Right, you have shown us a lot of evidence to support your statement.
So did I, for growing prehensile tails. In fact I am typing these words with it. Don’t take my word for it, experience it for yourself. If you don’t trust me, do a proving to generate “evidence” for yourself.
So you want me to post my medical records? I will if you post your picture of your prehensile tail with your face and photo ID.
As far as homeopathy goes, I have software with 850 books and other publishings with clinical evidence accumulated over the last 220+ with well-documented case histories of cured cases of serious acute and “incurable” chronic diseases. It also includes the many provings that have been done over the years with extremely dilute remedies showing virtually everyone experiencing effects. Any time you feel motivated you can dive into that literature and see for yourself.
You can put up all the straw men you want but you very well know that if you make a statement, burden of proof is solely on you.
BTW stan, I learned how to use a computer mouse with my newly grown prehensile tail.
No thanks. Id rather read literature pertaining to witchcraft and occult, it is more entertaining than the ramblings of deluded water shakers role-playing as a doctor.
‘stan’ wrote “I have software with 850 books and other publishings…”
The following (essential reading) are hosted at Wikisource:
Homœopathy and Its Kindred Delusions (1842) by Oliver Wendell Holmes, Sr.
Quackery Unmasked (1858) by Dan King, MD., especially Ch. VI
Homœopathy and Its Kindred Delusions is a work by Oliver Wendell Holmes, Sr., based upon two lectures he gave in 1842, Medical Delusions and Homœopathy. The work criticizes homeopathy, which he considered to be akin to “astrology, palmistry and other methods of getting a living out of the weakness and credulity of mankind and womankind”. It is considered to be a classic text, one of Holmes’ most important works, as well as one of the earliest criticisms of homeopathy.
END OF QUOTE
interesting article on the subject:
And here’s a very interesting, more general article about ‘promiscuous components’, or substances that show effects in wildly differing in vitro trials: https://www.nature.com/articles/513481a
Curcumin is one such substance. No matter what biochemical activity you test for, curcumin shows effects.
As can be expected, the alternative world takes this as a reason to promote curcumin as a panacea. The scientific world is more careful, and has come up with the far more appropriate designation PAIN, from Pan-Assay INterference compounds.
I’d almost say that there are parallels with respondents on this blog: there are some who will immediately show strong, extremely positive and quite prolific responses to virtually anything alternative that is brought up, no matter how ludicrous. And yes, they can be quite a PAIN.
Conventional medicine is just looking for magic bullet drugs that do one thing and one thing only with lttle or no side effects. Unfortunately for them they dont exist. Life is messier. All drugs are a PAIN since they act on all levels – mental, emotional and physical. And they are toxic at some dosage.

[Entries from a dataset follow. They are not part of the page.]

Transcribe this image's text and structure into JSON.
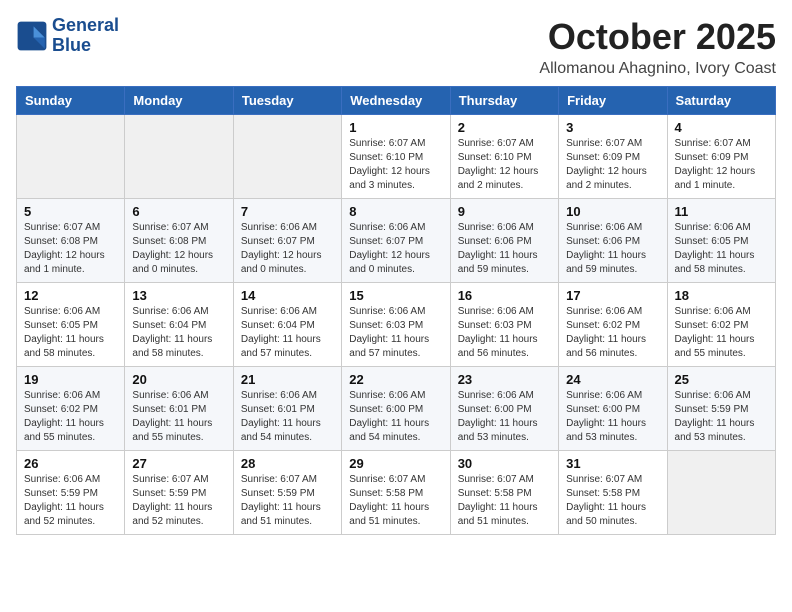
{
  "logo": {
    "line1": "General",
    "line2": "Blue"
  },
  "title": "October 2025",
  "subtitle": "Allomanou Ahagnino, Ivory Coast",
  "weekdays": [
    "Sunday",
    "Monday",
    "Tuesday",
    "Wednesday",
    "Thursday",
    "Friday",
    "Saturday"
  ],
  "weeks": [
    [
      {
        "day": "",
        "info": ""
      },
      {
        "day": "",
        "info": ""
      },
      {
        "day": "",
        "info": ""
      },
      {
        "day": "1",
        "info": "Sunrise: 6:07 AM\nSunset: 6:10 PM\nDaylight: 12 hours\nand 3 minutes."
      },
      {
        "day": "2",
        "info": "Sunrise: 6:07 AM\nSunset: 6:10 PM\nDaylight: 12 hours\nand 2 minutes."
      },
      {
        "day": "3",
        "info": "Sunrise: 6:07 AM\nSunset: 6:09 PM\nDaylight: 12 hours\nand 2 minutes."
      },
      {
        "day": "4",
        "info": "Sunrise: 6:07 AM\nSunset: 6:09 PM\nDaylight: 12 hours\nand 1 minute."
      }
    ],
    [
      {
        "day": "5",
        "info": "Sunrise: 6:07 AM\nSunset: 6:08 PM\nDaylight: 12 hours\nand 1 minute."
      },
      {
        "day": "6",
        "info": "Sunrise: 6:07 AM\nSunset: 6:08 PM\nDaylight: 12 hours\nand 0 minutes."
      },
      {
        "day": "7",
        "info": "Sunrise: 6:06 AM\nSunset: 6:07 PM\nDaylight: 12 hours\nand 0 minutes."
      },
      {
        "day": "8",
        "info": "Sunrise: 6:06 AM\nSunset: 6:07 PM\nDaylight: 12 hours\nand 0 minutes."
      },
      {
        "day": "9",
        "info": "Sunrise: 6:06 AM\nSunset: 6:06 PM\nDaylight: 11 hours\nand 59 minutes."
      },
      {
        "day": "10",
        "info": "Sunrise: 6:06 AM\nSunset: 6:06 PM\nDaylight: 11 hours\nand 59 minutes."
      },
      {
        "day": "11",
        "info": "Sunrise: 6:06 AM\nSunset: 6:05 PM\nDaylight: 11 hours\nand 58 minutes."
      }
    ],
    [
      {
        "day": "12",
        "info": "Sunrise: 6:06 AM\nSunset: 6:05 PM\nDaylight: 11 hours\nand 58 minutes."
      },
      {
        "day": "13",
        "info": "Sunrise: 6:06 AM\nSunset: 6:04 PM\nDaylight: 11 hours\nand 58 minutes."
      },
      {
        "day": "14",
        "info": "Sunrise: 6:06 AM\nSunset: 6:04 PM\nDaylight: 11 hours\nand 57 minutes."
      },
      {
        "day": "15",
        "info": "Sunrise: 6:06 AM\nSunset: 6:03 PM\nDaylight: 11 hours\nand 57 minutes."
      },
      {
        "day": "16",
        "info": "Sunrise: 6:06 AM\nSunset: 6:03 PM\nDaylight: 11 hours\nand 56 minutes."
      },
      {
        "day": "17",
        "info": "Sunrise: 6:06 AM\nSunset: 6:02 PM\nDaylight: 11 hours\nand 56 minutes."
      },
      {
        "day": "18",
        "info": "Sunrise: 6:06 AM\nSunset: 6:02 PM\nDaylight: 11 hours\nand 55 minutes."
      }
    ],
    [
      {
        "day": "19",
        "info": "Sunrise: 6:06 AM\nSunset: 6:02 PM\nDaylight: 11 hours\nand 55 minutes."
      },
      {
        "day": "20",
        "info": "Sunrise: 6:06 AM\nSunset: 6:01 PM\nDaylight: 11 hours\nand 55 minutes."
      },
      {
        "day": "21",
        "info": "Sunrise: 6:06 AM\nSunset: 6:01 PM\nDaylight: 11 hours\nand 54 minutes."
      },
      {
        "day": "22",
        "info": "Sunrise: 6:06 AM\nSunset: 6:00 PM\nDaylight: 11 hours\nand 54 minutes."
      },
      {
        "day": "23",
        "info": "Sunrise: 6:06 AM\nSunset: 6:00 PM\nDaylight: 11 hours\nand 53 minutes."
      },
      {
        "day": "24",
        "info": "Sunrise: 6:06 AM\nSunset: 6:00 PM\nDaylight: 11 hours\nand 53 minutes."
      },
      {
        "day": "25",
        "info": "Sunrise: 6:06 AM\nSunset: 5:59 PM\nDaylight: 11 hours\nand 53 minutes."
      }
    ],
    [
      {
        "day": "26",
        "info": "Sunrise: 6:06 AM\nSunset: 5:59 PM\nDaylight: 11 hours\nand 52 minutes."
      },
      {
        "day": "27",
        "info": "Sunrise: 6:07 AM\nSunset: 5:59 PM\nDaylight: 11 hours\nand 52 minutes."
      },
      {
        "day": "28",
        "info": "Sunrise: 6:07 AM\nSunset: 5:59 PM\nDaylight: 11 hours\nand 51 minutes."
      },
      {
        "day": "29",
        "info": "Sunrise: 6:07 AM\nSunset: 5:58 PM\nDaylight: 11 hours\nand 51 minutes."
      },
      {
        "day": "30",
        "info": "Sunrise: 6:07 AM\nSunset: 5:58 PM\nDaylight: 11 hours\nand 51 minutes."
      },
      {
        "day": "31",
        "info": "Sunrise: 6:07 AM\nSunset: 5:58 PM\nDaylight: 11 hours\nand 50 minutes."
      },
      {
        "day": "",
        "info": ""
      }
    ]
  ]
}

Dr Hahnemann recognized this early on and started dilution. Maybe conventional medicine will catch up to him someday.
And some who lose their sh!t when anyone defends alt med, despite how conventional medicine is Evidently Baseless Medicine (EBM) in many areas of its practice.